Dimauro and others performed a stop on a vehicle they thought was stolen, but failed to confirm it was the right vehicle. Officers “stopped an innocent citizen, at gunpoint, and forcefully removed him from the vehicle, after Dimauro used his baton to smash the driver’s window. OPS sustained a claim of wrongful and excessive force and failure to follow proper policy regarding a felony traffic stop; however, APD’s administration (this time a deputy chief), in part based upon the City of Atlanta Law Department, overruled the findings and did not sustain the excessive force complaint against Dimauro, despite the evidence uncovered by APD’s own internal affairs unit.”
In all, Dimauro had 21 complaints in his record, including two from within the department, according to records from Davis's attorney.
Fired officer asks for his job back
Chief George Turner, in firing Dimauro, said his termination was warranted because of Dimauro’s complete discipline history.
But on August 10th, 2012, Dimauro appealed the decision before the city’s Civil Service Board.
One March 5th, the board reversed Chief Turner’s decision, modifying the dismissal to a 30-day suspension with back pay.
“Chief Turner admitted he made his decision without considering [Dimauro’s] overall performance, [or] his many awards from the department including Officer of the Year,” writes the three-member Civil Service Board panel.
Rachel Samuda, Dimauro’s police union attorney, agreed to speak to WABE about the case but did not answer her office phone at the agreed upon interview time.
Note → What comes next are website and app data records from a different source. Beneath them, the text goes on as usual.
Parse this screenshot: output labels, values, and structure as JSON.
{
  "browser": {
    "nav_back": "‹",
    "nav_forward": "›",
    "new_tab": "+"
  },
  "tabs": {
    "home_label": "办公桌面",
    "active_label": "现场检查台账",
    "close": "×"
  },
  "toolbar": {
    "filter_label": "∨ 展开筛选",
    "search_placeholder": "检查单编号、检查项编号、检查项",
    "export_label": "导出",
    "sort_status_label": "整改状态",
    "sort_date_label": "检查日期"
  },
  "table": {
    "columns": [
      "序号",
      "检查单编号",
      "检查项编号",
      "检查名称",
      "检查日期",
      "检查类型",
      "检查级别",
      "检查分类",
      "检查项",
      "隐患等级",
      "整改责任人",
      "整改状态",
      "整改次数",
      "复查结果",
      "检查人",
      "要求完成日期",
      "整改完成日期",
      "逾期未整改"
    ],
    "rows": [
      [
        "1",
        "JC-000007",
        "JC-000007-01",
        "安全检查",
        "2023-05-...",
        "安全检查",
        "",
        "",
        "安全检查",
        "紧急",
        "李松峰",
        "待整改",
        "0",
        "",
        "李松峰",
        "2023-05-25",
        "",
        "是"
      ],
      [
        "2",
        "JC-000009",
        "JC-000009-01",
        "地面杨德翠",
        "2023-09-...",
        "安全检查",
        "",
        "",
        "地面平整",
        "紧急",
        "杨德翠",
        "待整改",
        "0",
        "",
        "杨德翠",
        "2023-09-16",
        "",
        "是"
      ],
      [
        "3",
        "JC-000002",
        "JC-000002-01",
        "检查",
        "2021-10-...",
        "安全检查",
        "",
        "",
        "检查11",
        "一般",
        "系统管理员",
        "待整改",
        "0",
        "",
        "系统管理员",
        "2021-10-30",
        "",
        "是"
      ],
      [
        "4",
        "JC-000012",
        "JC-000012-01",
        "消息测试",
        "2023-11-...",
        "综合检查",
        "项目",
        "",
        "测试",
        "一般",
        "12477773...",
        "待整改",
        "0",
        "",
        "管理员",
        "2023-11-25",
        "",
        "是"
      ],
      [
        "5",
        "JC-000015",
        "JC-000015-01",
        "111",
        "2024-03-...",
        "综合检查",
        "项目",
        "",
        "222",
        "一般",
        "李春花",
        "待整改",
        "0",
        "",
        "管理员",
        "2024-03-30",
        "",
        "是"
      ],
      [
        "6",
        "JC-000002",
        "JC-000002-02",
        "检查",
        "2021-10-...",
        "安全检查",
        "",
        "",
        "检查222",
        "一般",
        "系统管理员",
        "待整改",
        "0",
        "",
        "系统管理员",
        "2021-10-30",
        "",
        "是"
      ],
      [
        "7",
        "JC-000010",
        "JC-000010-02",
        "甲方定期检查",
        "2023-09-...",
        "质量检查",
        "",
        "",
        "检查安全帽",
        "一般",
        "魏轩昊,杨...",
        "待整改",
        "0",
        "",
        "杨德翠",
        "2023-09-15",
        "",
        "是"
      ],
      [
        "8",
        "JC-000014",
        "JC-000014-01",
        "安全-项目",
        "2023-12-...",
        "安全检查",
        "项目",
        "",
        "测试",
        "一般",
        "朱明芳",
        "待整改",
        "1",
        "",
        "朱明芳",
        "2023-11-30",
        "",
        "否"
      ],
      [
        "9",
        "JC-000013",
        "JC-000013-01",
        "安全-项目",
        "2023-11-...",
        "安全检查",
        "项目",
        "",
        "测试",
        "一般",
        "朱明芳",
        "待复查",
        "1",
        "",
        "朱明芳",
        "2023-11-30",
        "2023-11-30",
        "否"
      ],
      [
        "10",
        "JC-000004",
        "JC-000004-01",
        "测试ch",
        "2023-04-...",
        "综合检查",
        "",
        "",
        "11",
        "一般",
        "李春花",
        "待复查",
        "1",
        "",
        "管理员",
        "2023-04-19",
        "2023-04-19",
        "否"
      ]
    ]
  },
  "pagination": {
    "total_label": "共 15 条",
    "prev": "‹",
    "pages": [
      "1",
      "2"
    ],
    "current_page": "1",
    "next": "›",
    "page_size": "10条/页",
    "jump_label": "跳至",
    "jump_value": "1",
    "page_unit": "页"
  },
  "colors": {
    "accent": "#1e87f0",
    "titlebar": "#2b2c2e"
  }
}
The attorney for Clemmin Davis, Mark Bullman, declined an interview request.
The Atlanta Police Department did not respond to WABE’s request for comment.